Yesterday’s post covered why I don’t include a chapter on recycling in Simplicious Flow. Today, let’s do a fun quiz (!) to help us become better recyclers (!), for those occasions when we must resort to it after buying less, avoiding disposables, and repurposing what we have, bearing in mind that a survey of 2000 adults by the British Science Association found that not a single person surveyed could correctly identify what items could and couldn’t be recycled. How do you reckon you fare?

P.S. Answers at bottom.

P.P.S. The examples I’ve chosen here are pretty much universal and aren’t particular to the state, council, country you’re in…mostly.

A “Is it recyclable?” Quiz

Have a go…answers below.

  1. Is the foil from chocolate bars recyclable? 
  2. What about beer bottle tops?
  3. Should we rinse cans, bottles and plastic containers, etc. You might have heard different opinions?
  4. What about pump dispensers? You know, the fancy bits on the top of hand soaps etc.
  5. Can we recycle aerosol cans?
  6. Here’s a hoary one: takeaway coffee cups – are they actually recyclable?
  7. What’s the deal with those funny little soy fish? Recyclable? Or planetary obscenity?
  8. Does plastic party stuff go in the recycle bin?
  9. Pizza boxes? And other dirty paper things, like kitchen paper?
  10. Do we need to pull the plastic windows off envelopes?
  11. Should we remove labels on cans or bottles?
  12. Plastic straws?
  13. Wet wipes…what do you do with these?

The Answers

  1. Yeah. But. ONLY if it’s scrunched into a chunk that’s at least golf-ball sized before putting into the recycling. Loose bits of foil will get lost in the sorting machinery and clog up systems.
  2. Yep. But, again, ONLY if they’re not left loose (they’ll clog systems) and are instead stuffed into another steel container (like a tin), and squished shut .
  3. Nope. Don’t! They need to be completely empty, but there’s no need to rinse them unless they contain big chunks of goop(leftover foods or liquids can contaminate other recyclables). Rinsing can make them mouldy, which causes issues at the plant.
  4. No! Toss the pump in the main bin and recycle the bottle part only.. Actaully, stet that!  Instead, rinse and refill them at a local bulk food shop. Or, better, buy the non disposable version of the damn thing e.g. a bar of ordinary soap.
  5. Yep. Sure can. Planet Ark recommends you ensure they are completely empty, then taking off the plastic lids and either plonking them in a container with other like plastics (if they’re small) or leaving them loose if they’re larger. Of course, you’re not actually buying aerosol cans anymore, are you?!
  6. Reality check…No! Most takeaway cups, unless they are clearly marked biodegradeable (rare!), are NOT recyclable . People, they contain a layer of plastic inside the paper that lasts, on some predications, 400 years!! I know shocking hey! Planet Ark, however, reckons that if your council accepts milk and juice cartons, it should be able to handle the odd coffee cup without any problem, if the cup is flattened.
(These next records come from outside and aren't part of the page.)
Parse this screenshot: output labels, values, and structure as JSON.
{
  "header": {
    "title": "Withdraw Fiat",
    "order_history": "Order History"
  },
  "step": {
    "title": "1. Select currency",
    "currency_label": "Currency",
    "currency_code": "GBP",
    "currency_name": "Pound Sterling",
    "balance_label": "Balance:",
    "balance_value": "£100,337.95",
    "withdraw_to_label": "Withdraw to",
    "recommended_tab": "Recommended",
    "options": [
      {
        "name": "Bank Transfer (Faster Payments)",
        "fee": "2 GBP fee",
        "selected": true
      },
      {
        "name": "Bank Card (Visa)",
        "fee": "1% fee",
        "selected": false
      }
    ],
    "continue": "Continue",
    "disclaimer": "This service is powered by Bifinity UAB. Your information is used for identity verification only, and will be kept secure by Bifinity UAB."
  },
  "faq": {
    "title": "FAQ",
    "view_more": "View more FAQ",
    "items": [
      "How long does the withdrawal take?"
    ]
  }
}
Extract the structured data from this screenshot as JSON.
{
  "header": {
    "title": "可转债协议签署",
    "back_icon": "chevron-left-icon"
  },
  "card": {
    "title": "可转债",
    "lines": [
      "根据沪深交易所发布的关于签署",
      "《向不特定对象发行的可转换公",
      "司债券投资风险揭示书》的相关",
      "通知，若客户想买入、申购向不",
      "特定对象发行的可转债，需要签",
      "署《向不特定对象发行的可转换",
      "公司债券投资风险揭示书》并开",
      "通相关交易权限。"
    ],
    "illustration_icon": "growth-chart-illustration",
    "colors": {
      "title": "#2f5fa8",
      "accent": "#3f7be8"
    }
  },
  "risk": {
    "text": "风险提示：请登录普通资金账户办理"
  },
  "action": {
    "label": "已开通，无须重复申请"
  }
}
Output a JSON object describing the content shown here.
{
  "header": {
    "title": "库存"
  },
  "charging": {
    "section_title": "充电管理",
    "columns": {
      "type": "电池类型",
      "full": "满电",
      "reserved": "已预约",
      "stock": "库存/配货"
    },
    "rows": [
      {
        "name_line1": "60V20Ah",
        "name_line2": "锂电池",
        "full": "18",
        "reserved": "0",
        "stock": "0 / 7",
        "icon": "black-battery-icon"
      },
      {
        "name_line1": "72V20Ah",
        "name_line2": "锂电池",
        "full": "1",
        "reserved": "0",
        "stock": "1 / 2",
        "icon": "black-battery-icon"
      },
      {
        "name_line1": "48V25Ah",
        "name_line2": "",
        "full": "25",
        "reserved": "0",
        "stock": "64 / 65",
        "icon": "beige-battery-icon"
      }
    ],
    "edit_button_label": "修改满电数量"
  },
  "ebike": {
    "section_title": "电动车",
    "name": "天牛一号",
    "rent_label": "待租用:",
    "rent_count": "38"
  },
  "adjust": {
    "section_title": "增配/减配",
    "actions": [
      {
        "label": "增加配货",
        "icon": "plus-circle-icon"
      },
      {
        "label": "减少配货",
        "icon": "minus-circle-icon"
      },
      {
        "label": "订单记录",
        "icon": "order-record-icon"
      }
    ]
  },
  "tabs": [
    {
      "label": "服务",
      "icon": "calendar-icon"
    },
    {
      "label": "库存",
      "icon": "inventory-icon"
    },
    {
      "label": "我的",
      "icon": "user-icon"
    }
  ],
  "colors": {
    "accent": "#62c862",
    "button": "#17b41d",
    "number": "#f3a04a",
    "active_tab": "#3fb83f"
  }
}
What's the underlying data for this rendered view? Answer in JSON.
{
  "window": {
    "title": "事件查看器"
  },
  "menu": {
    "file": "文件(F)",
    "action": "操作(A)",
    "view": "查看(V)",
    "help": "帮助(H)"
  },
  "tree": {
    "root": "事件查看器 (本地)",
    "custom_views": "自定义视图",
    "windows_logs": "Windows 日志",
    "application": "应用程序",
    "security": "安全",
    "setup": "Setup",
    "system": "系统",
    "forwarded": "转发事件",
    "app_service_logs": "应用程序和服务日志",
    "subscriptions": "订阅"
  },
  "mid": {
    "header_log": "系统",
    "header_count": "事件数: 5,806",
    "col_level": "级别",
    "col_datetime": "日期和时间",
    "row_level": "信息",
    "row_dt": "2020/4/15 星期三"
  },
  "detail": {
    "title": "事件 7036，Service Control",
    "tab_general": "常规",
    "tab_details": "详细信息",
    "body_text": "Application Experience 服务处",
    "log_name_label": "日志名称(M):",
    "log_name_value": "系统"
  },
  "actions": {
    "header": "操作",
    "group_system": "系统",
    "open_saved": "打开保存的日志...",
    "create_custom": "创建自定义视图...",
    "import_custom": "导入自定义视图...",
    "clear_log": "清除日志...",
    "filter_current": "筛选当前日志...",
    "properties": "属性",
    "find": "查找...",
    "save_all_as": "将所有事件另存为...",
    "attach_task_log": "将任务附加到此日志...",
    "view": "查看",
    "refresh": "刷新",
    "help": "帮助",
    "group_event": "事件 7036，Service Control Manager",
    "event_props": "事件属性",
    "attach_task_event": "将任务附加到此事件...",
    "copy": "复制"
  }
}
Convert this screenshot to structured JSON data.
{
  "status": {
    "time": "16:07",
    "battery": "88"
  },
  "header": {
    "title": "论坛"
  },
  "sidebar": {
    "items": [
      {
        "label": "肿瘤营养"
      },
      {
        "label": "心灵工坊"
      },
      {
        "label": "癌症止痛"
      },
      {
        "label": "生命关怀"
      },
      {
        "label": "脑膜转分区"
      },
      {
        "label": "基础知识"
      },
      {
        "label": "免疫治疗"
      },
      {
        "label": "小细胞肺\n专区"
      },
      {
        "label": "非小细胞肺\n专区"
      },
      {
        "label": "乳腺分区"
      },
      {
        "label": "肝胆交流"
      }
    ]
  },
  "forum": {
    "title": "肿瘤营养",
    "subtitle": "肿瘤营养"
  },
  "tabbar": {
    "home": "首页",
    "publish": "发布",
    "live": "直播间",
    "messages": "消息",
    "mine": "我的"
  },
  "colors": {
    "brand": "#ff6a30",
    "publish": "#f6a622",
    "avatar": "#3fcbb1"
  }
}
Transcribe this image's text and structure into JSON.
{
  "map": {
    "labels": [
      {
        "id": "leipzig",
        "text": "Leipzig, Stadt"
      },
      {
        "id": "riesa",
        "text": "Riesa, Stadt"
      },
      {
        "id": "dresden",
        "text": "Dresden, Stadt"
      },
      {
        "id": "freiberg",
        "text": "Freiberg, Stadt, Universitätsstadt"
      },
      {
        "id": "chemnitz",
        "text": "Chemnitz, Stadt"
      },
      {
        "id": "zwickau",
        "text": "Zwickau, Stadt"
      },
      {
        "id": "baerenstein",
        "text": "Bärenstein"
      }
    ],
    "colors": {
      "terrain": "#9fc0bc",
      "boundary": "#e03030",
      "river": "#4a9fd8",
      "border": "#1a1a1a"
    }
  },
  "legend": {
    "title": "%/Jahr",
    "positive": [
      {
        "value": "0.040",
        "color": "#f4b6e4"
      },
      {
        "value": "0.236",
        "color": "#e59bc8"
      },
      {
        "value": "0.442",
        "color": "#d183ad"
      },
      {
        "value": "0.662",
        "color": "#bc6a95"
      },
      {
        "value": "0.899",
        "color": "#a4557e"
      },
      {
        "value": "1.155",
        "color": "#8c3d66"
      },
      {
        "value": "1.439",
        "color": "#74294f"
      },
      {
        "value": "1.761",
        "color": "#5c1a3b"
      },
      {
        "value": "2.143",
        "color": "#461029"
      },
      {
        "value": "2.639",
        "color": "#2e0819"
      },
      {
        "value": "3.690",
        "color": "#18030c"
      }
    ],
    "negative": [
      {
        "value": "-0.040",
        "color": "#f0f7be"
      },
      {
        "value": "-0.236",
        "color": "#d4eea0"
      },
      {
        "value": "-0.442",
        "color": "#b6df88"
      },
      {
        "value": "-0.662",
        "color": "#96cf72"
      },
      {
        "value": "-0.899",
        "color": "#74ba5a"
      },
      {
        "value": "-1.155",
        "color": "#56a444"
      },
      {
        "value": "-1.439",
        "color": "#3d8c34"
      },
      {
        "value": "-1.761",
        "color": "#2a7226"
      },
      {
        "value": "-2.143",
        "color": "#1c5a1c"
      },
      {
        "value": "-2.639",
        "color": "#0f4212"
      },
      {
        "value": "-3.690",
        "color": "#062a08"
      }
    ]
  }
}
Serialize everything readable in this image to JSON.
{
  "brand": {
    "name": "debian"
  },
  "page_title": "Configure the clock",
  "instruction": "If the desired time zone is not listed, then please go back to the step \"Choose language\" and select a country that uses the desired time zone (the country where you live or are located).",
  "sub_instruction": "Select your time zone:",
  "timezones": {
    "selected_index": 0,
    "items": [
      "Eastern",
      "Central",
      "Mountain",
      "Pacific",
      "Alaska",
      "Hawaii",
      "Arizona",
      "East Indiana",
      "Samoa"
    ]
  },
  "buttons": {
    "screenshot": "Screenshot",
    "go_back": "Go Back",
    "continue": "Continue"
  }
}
Note, though: the plastic lid can be recycled.
  7. The latter. As with all tiny bits of plastic, these guys will get lost in and clog processors. Use stuff from the bottle at the takeaway. Better still, sit in to eat.
  8. Noooo. Plastic knifes, forks and spoons are not recyclable as they can’t be separated by the sorting machines. But some councils will accept plastic plates (these are made of the same brittle plastic as butter, cream and margarine containers – they have the number 6 inside the triangular mobius loop symbol).
  9. Hmmmm, pizza boxes are made from corrugated cardboard, however once soiled with grease, the paper can often not be recycled because the paper fibers will not be able to be separated from the oils during the pulping process. Ditto with any paper used to soak up grease. Some say you can chuck them in the compost…but check with your system first. Slightly soiled paper is OK, though.
  10. Yup! Paper is one of the most valuable recyclable materials, as long as it is clean and free of plastic and food.
  11. Nah. They will be removed in the recycling process with ease.
  12. Nope. Never. Not at all. Don’t touch them. Ever. Google “straws” and “turtles” if you want a visual prompt.
  13. No. And they can’t go in the loo either. My solution? Use a washable face cloth. Please?

How’d you go? I’m definitely not trying to shame anyone here. I mean, you probably did better than those Brits in that survey. My point is really to get us all to learn this stuff and then to teach those around us and then hopefully critical mass will see a shift…yeah?

Have your say, leave a comment.